- [Directions]: Every entry is to be returned verbatim.

[Items from an interface collection]

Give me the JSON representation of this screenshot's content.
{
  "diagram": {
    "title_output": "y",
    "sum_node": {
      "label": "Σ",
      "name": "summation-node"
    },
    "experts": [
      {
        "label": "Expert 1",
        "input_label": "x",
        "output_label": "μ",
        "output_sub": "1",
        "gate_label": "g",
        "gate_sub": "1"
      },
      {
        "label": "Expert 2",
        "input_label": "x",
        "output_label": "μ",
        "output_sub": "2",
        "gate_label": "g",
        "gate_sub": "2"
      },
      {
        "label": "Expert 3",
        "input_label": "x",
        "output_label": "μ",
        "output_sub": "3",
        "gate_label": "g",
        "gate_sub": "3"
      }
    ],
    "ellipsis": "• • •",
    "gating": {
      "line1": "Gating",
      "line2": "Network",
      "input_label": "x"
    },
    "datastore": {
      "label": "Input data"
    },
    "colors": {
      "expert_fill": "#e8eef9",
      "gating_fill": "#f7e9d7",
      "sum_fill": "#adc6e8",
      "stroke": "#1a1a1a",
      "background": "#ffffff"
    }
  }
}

- [Problem solution]:
Give me the JSON representation of this screenshot's content.
{
  "diagram": {
    "title_output": "y",
    "sum_node": {
      "label": "Σ",
      "name": "summation-node"
    },
    "experts": [
      {
        "label": "Expert 1",
        "input_label": "x",
        "output_label": "μ",
        "output_sub": "1",
        "gate_label": "g",
        "gate_sub": "1"
      },
      {
        "label": "Expert 2",
        "input_label": "x",
        "output_label": "μ",
        "output_sub": "2",
        "gate_label": "g",
        "gate_sub": "2"
      },
      {
        "label": "Expert 3",
        "input_label": "x",
        "output_label": "μ",
        "output_sub": "3",
        "gate_label": "g",
        "gate_sub": "3"
      }
    ],
    "ellipsis": "• • •",
    "gating": {
      "line1": "Gating",
      "line2": "Network",
      "input_label": "x"
    },
    "datastore": {
      "label": "Input data"
    },
    "colors": {
      "expert_fill": "#e8eef9",
      "gating_fill": "#f7e9d7",
      "sum_fill": "#adc6e8",
      "stroke": "#1a1a1a",
      "background": "#ffffff"
    }
  }
}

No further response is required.